Crisis Center North’s mission is to empower victims of domestic violence, engage and educate the community, and break the cycle of violence. We know that nationally, during the pandemic, resources for victims of domestic violence were in the news often as many victims were forced to shelter in place with their perpetrators. This changed the dynamic of giving and receiving support for millions of victims. In Allegheny County, Crisis Center North (CCN) quickly and innovatively adapted to deal with the increased need for services caused by COVID-19 shutdowns.
The 44-year-old nonprofit created the Text Chat Line, the first nationally to combine texting and website chat options for victims seamlessly. This provided a silent, safe way for victims to seek support when a phone call to a hotline could be dangerous.
CCN, which has helped over 86,000 victims, also quickly implemented HIPAA-compliant video counseling options to ensure continuity of care for clients. The organization takes a holistic approach to the social determinants of health in which checking in on relationship health is just as important as a colonoscopy or mammogram.
Prior to the pandemic, CCN piloted a mobile advocacy program with the support of the Allegheny Health Network and community sites like Gateway and Hearth. Their efforts to change the dynamic of offering support rather than waiting for victims to come forward at shelters and ask for support overcame transportation and inclusion barriers and won them the Governor’s Award for Program of the Year in 2021.
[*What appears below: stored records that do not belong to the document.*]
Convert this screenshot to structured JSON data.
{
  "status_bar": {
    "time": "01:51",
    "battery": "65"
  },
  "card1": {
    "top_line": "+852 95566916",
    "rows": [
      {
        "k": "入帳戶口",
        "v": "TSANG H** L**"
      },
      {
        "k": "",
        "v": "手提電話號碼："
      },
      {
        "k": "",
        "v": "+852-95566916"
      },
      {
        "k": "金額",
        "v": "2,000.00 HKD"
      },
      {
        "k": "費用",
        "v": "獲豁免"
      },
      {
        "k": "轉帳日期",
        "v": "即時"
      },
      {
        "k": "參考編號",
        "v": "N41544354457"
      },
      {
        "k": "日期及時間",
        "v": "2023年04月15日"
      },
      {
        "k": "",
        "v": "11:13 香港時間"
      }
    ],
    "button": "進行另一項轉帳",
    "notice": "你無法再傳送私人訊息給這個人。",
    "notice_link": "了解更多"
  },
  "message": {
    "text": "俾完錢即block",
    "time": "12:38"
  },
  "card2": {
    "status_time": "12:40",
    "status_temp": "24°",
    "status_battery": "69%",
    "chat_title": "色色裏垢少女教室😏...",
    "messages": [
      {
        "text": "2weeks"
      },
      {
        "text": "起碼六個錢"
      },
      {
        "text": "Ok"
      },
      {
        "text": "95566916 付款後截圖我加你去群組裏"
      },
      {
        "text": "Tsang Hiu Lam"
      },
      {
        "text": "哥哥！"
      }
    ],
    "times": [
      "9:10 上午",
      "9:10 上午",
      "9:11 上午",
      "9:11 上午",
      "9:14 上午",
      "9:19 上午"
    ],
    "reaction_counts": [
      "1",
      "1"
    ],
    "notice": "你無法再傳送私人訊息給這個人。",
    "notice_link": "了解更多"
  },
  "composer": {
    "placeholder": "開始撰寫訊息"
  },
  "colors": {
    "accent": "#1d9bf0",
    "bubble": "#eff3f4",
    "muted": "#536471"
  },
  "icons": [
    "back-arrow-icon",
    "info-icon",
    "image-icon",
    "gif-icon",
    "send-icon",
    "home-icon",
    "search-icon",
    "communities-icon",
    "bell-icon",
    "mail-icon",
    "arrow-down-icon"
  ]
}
CCN’s nationally recognized PAWS FOR EMPOWERMENT program, which normally provides in-person animal-assisted therapy as well as court accompaniment for victims, produced a series of therapeutic meditation videos for remote counseling sessions. One video of their therapy cat “leading” guided meditation was featured on the Today Show and international media. In October 2021, the PAWS program was one of five programs selected nationally by the Office of Victims of Crime for funding to pilot which would provide transitional housing for victims and their companion animals. In America, pets are important family members and 48 percent of victims cite not wanting to leave a pet behind. They also work to educate veterinarians on symptoms of abuse in pets and people to increase intersection points for victims to get information about support. Over 600 veterinarians and animal care providers have been trained through the Center’s program.
Be it the Zen-like Thea sustaining international attention or their lead canine Penny being featured as an AKC ACE finalist on ESPN, the attention that CCN’s animal advocates have garnered has aided its efforts to reach more clients and raise new revenue to reach its goal. CCN is on a mission to make the case of the battered pet keeping victims and their companion animals together.
Known for innovation, CCN met its fundraising goal after rapidly converting its annual gala into a virtual music event and raising additional funds from individual donations, enabling the nonprofit to increase its budget by 25%. Join Crisis Center North this Friday evening from 6 pm – 10 pm at Cocktails and Cuisine. Register Here.